How do you stop violent extremism? Strengthen resistance to its ideas, boost community-led prevention, create a new White House coordinator, and invest $1 billion in various efforts — and that’s just half of the eight-part strategy developed over the past 10 months by a bipartisan group rounded up by the Center for Strategic and International Studies. Its 23 members, including Leon Panetta and Tony Blair, talked to more than 100 practitioners in developing the report, which you can read (available in summary, slightly longer, and full forms), here.
Serious question: “Who is benefiting more from the cyberisation of intelligence, the spooks or their foes?” asks The Economist in this special report on the impact and potential dangers of cyber nowadays.
By the way, the U.S. military’s fingerprints are all over the Saudi-led war in Yemen—the munitions dropped, anyway, The New York Times’ Ben Hubbard and C.J. Chivers reported.

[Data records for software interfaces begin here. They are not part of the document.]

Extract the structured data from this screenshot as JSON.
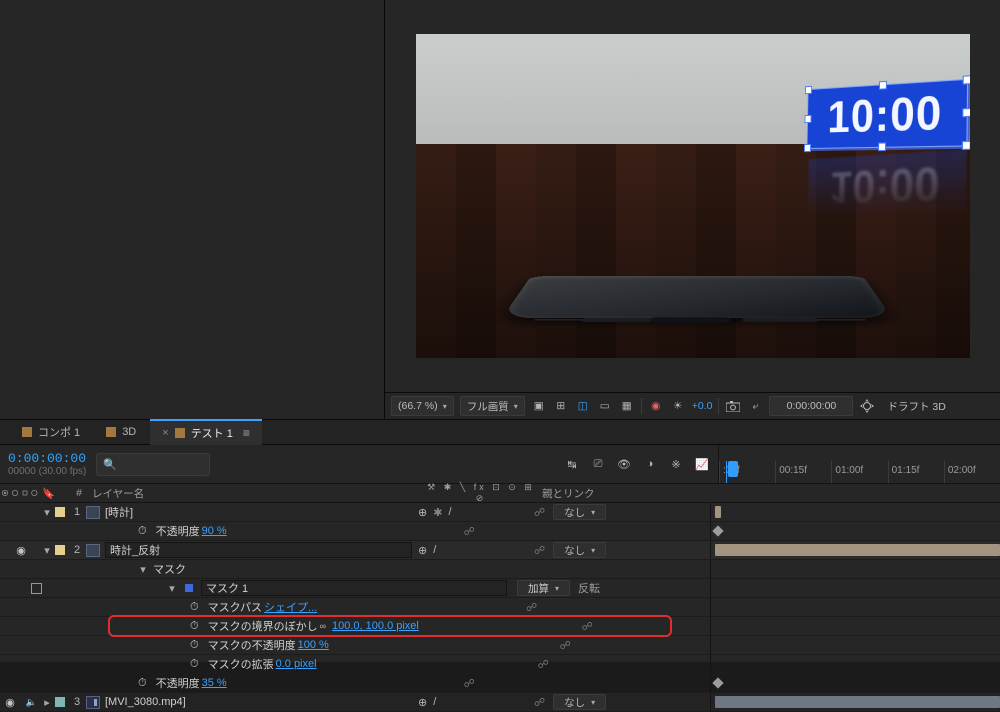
{
  "viewer": {
    "overlay_text": "10:00",
    "zoom": "(66.7 %)",
    "resolution": "フル画質",
    "exposure": "+0.0",
    "timecode": "0:00:00:00",
    "fastpreview": "ドラフト 3D"
  },
  "tabs": {
    "comp1": "コンポ 1",
    "three_d": "3D",
    "test1": "テスト 1"
  },
  "timeline": {
    "current_time": "0:00:00:00",
    "fps_line": "00000 (30.00 fps)",
    "search_placeholder": "",
    "columns": {
      "num": "#",
      "name": "レイヤー名",
      "switches": "⚒ ✱ ╲ fx ⊡ ⊙ ⊞ ⊘",
      "parent": "親とリンク"
    },
    "ruler": {
      "t0": ":00f",
      "t1": "00:15f",
      "t2": "01:00f",
      "t3": "01:15f",
      "t4": "02:00f"
    }
  },
  "layers": {
    "r1": {
      "num": "1",
      "name": "[時計]",
      "parent_label": "なし",
      "opacity_label": "不透明度",
      "opacity_val": "90 %"
    },
    "r2": {
      "num": "2",
      "name": "時計_反射",
      "parent_label": "なし",
      "mask_group": "マスク",
      "mask_name": "マスク 1",
      "mask_mode": "加算",
      "mask_invert": "反転",
      "mask_path_label": "マスクパス",
      "mask_path_val": "シェイプ...",
      "mask_feather_label": "マスクの境界のぼかし",
      "mask_feather_val": "100.0, 100.0 pixel",
      "mask_opacity_label": "マスクの不透明度",
      "mask_opacity_val": "100 %",
      "mask_expansion_label": "マスクの拡張",
      "mask_expansion_val": "0.0 pixel",
      "opacity_label": "不透明度",
      "opacity_val": "35 %"
    },
    "r3": {
      "num": "3",
      "name": "[MVI_3080.mp4]",
      "parent_label": "なし"
    }
  }
}
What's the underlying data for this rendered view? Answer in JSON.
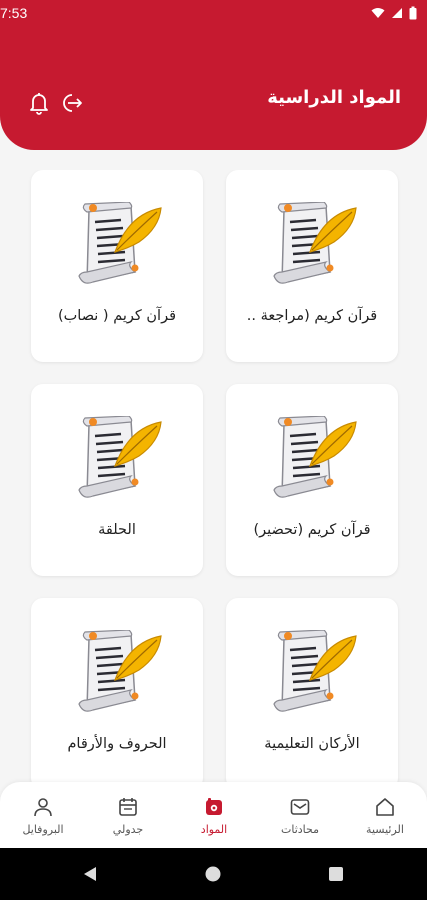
{
  "status_bar": {
    "time": "7:53"
  },
  "header": {
    "title": "المواد الدراسية",
    "bg_color": "#c61a30"
  },
  "subjects": [
    {
      "label": "قرآن كريم (مراجعة .."
    },
    {
      "label": "قرآن كريم ( نصاب)"
    },
    {
      "label": "قرآن كريم (تحضير)"
    },
    {
      "label": "الحلقة"
    },
    {
      "label": "الأركان التعليمية"
    },
    {
      "label": "الحروف والأرقام"
    }
  ],
  "bottom_nav": [
    {
      "label": "الرئيسية",
      "icon": "home-icon",
      "active": false
    },
    {
      "label": "محادثات",
      "icon": "mail-icon",
      "active": false
    },
    {
      "label": "المواد",
      "icon": "subjects-icon",
      "active": true
    },
    {
      "label": "جدولي",
      "icon": "schedule-icon",
      "active": false
    },
    {
      "label": "البروفايل",
      "icon": "profile-icon",
      "active": false
    }
  ],
  "colors": {
    "accent": "#c61a30",
    "background": "#f5f5f5"
  }
}
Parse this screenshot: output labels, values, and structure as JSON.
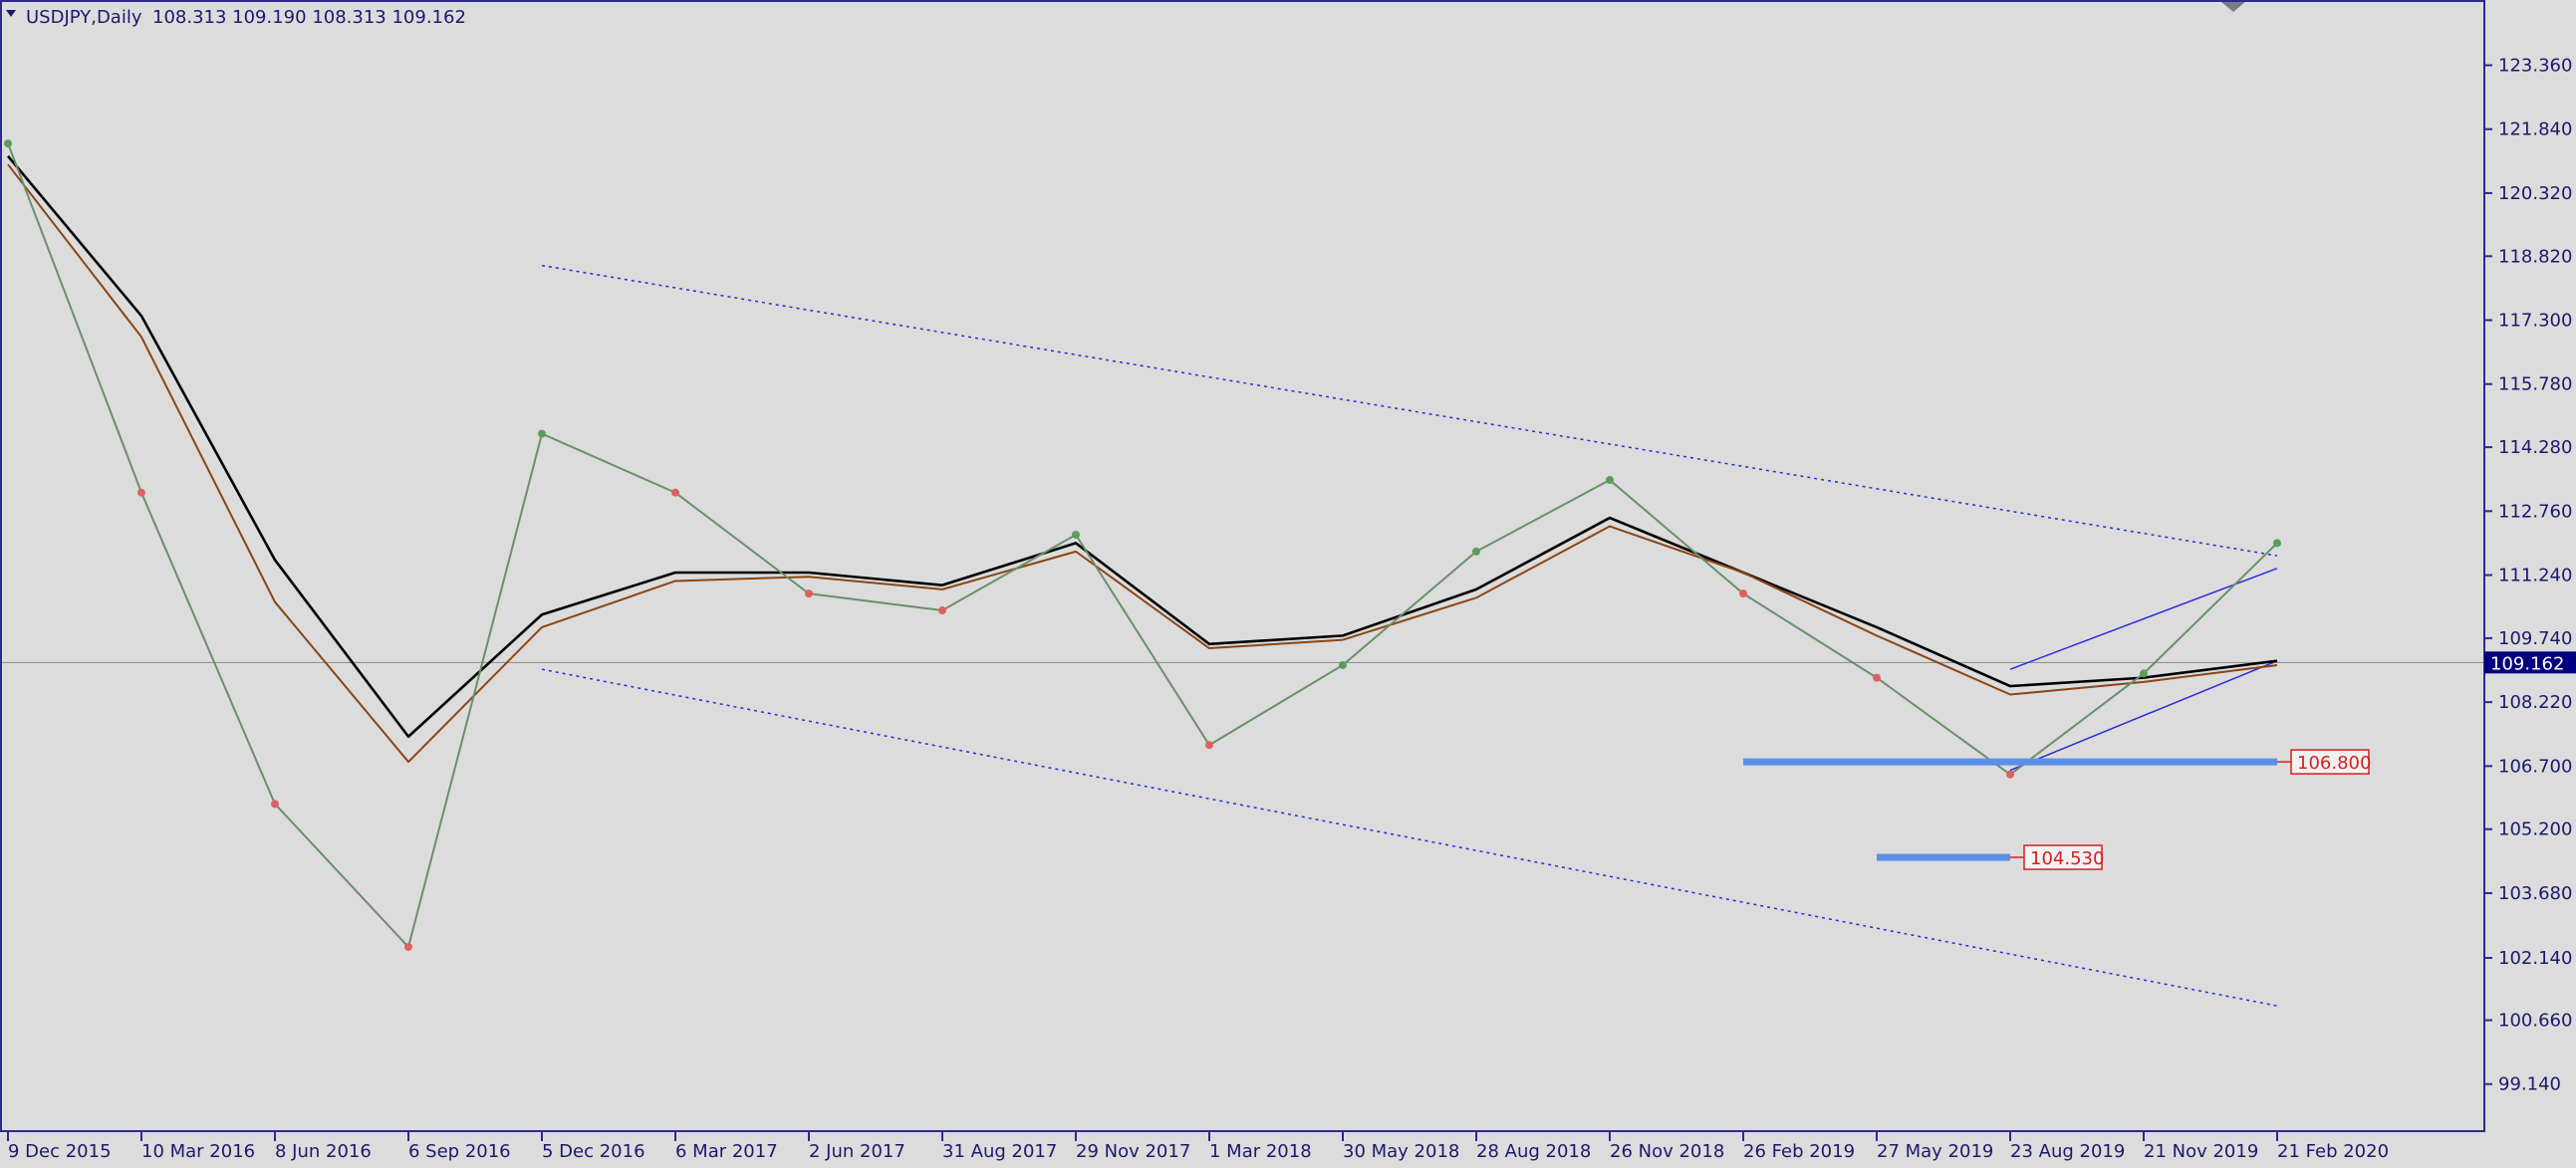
{
  "window": {
    "symbol": "USDJPY,Daily",
    "ohlc": "108.313 109.190 108.313 109.162",
    "menu_icon": "triangle-down-icon",
    "scroll_marker_icon": "triangle-down-icon"
  },
  "colors": {
    "background": "#dcdcdc",
    "frame": "#2b2b8f",
    "bull_candle": "#5a9e5a",
    "bear_candle": "#e06060",
    "ma_fast": "#000000",
    "ma_slow": "#8b4513",
    "trend_line": "#2b2bd6",
    "support_line": "#5b8fe8",
    "label_red": "#d42020",
    "current_price_bg": "#000080"
  },
  "chart_data": {
    "type": "line",
    "title": "USDJPY,Daily",
    "ylim": [
      98.4,
      124.2
    ],
    "x_tick_labels": [
      "9 Dec 2015",
      "10 Mar 2016",
      "8 Jun 2016",
      "6 Sep 2016",
      "5 Dec 2016",
      "6 Mar 2017",
      "2 Jun 2017",
      "31 Aug 2017",
      "29 Nov 2017",
      "1 Mar 2018",
      "30 May 2018",
      "28 Aug 2018",
      "26 Nov 2018",
      "26 Feb 2019",
      "27 May 2019",
      "23 Aug 2019",
      "21 Nov 2019",
      "21 Feb 2020"
    ],
    "y_tick_labels": [
      "123.360",
      "121.840",
      "120.320",
      "118.820",
      "117.300",
      "115.780",
      "114.280",
      "112.760",
      "111.240",
      "109.740",
      "108.220",
      "106.700",
      "105.200",
      "103.680",
      "102.140",
      "100.660",
      "99.140"
    ],
    "series": [
      {
        "style": "price",
        "x": [
          "9 Dec 2015",
          "10 Mar 2016",
          "8 Jun 2016",
          "6 Sep 2016",
          "5 Dec 2016",
          "6 Mar 2017",
          "2 Jun 2017",
          "31 Aug 2017",
          "29 Nov 2017",
          "1 Mar 2018",
          "30 May 2018",
          "28 Aug 2018",
          "26 Nov 2018",
          "26 Feb 2019",
          "27 May 2019",
          "23 Aug 2019",
          "21 Nov 2019",
          "21 Feb 2020"
        ],
        "values": [
          121.5,
          113.2,
          105.8,
          102.4,
          114.6,
          113.2,
          110.8,
          110.4,
          112.2,
          107.2,
          109.1,
          111.8,
          113.5,
          110.8,
          108.8,
          106.5,
          108.9,
          112.0
        ]
      },
      {
        "style": "ma_fast",
        "x": [
          "9 Dec 2015",
          "10 Mar 2016",
          "8 Jun 2016",
          "6 Sep 2016",
          "5 Dec 2016",
          "6 Mar 2017",
          "2 Jun 2017",
          "31 Aug 2017",
          "29 Nov 2017",
          "1 Mar 2018",
          "30 May 2018",
          "28 Aug 2018",
          "26 Nov 2018",
          "26 Feb 2019",
          "27 May 2019",
          "23 Aug 2019",
          "21 Nov 2019",
          "21 Feb 2020"
        ],
        "values": [
          121.2,
          117.4,
          111.6,
          107.4,
          110.3,
          111.3,
          111.3,
          111.0,
          112.0,
          109.6,
          109.8,
          110.9,
          112.6,
          111.3,
          110.0,
          108.6,
          108.8,
          109.2
        ]
      },
      {
        "style": "ma_slow",
        "x": [
          "9 Dec 2015",
          "10 Mar 2016",
          "8 Jun 2016",
          "6 Sep 2016",
          "5 Dec 2016",
          "6 Mar 2017",
          "2 Jun 2017",
          "31 Aug 2017",
          "29 Nov 2017",
          "1 Mar 2018",
          "30 May 2018",
          "28 Aug 2018",
          "26 Nov 2018",
          "26 Feb 2019",
          "27 May 2019",
          "23 Aug 2019",
          "21 Nov 2019",
          "21 Feb 2020"
        ],
        "values": [
          121.0,
          116.9,
          110.6,
          106.8,
          110.0,
          111.1,
          111.2,
          110.9,
          111.8,
          109.5,
          109.7,
          110.7,
          112.4,
          111.3,
          109.8,
          108.4,
          108.7,
          109.1
        ]
      }
    ],
    "trend_lines": [
      {
        "x1": "5 Dec 2016",
        "y1": 118.6,
        "x2": "21 Feb 2020",
        "y2": 111.7
      },
      {
        "x1": "5 Dec 2016",
        "y1": 109.0,
        "x2": "21 Feb 2020",
        "y2": 101.0
      },
      {
        "x1": "23 Aug 2019",
        "y1": 109.0,
        "x2": "21 Feb 2020",
        "y2": 111.4
      },
      {
        "x1": "23 Aug 2019",
        "y1": 106.6,
        "x2": "21 Feb 2020",
        "y2": 109.2
      }
    ],
    "horizontal_levels": [
      {
        "value": 106.8,
        "label": "106.800",
        "from": "26 Feb 2019",
        "to": "21 Feb 2020"
      },
      {
        "value": 104.53,
        "label": "104.530",
        "from": "27 May 2019",
        "to": "23 Aug 2019"
      }
    ],
    "current_price": 109.162,
    "current_price_label": "109.162"
  }
}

Finally today: Surprised by the Boss. Some American veterans passed a dude by the side of the road in Jersey with a broken-down motorcycle this past Veterans Day. Bikers gotta stick together,” Dan Barkalow, who was the first biker to spot the dude near Allaire State Park, told AP. Turns out the drifter was Bruce Springsteen.
“The members of the Freehold American Legion in Monmouth County tried to help Springsteen ― who grew up in Freehold ― get his bike started. When they were unsuccessful, the ‘Born to Run’ singer hopped on the back of one of their bikes and they rode to a nearby bar and grill until his next ride arrived” about 45 minutes later, the Huffington Post reports, noting “Springsteen bought them a round of beers, took pictures and left a $100 tip before leaving.” Story, here. Cheers, gang. And we’ll see you tomorrow!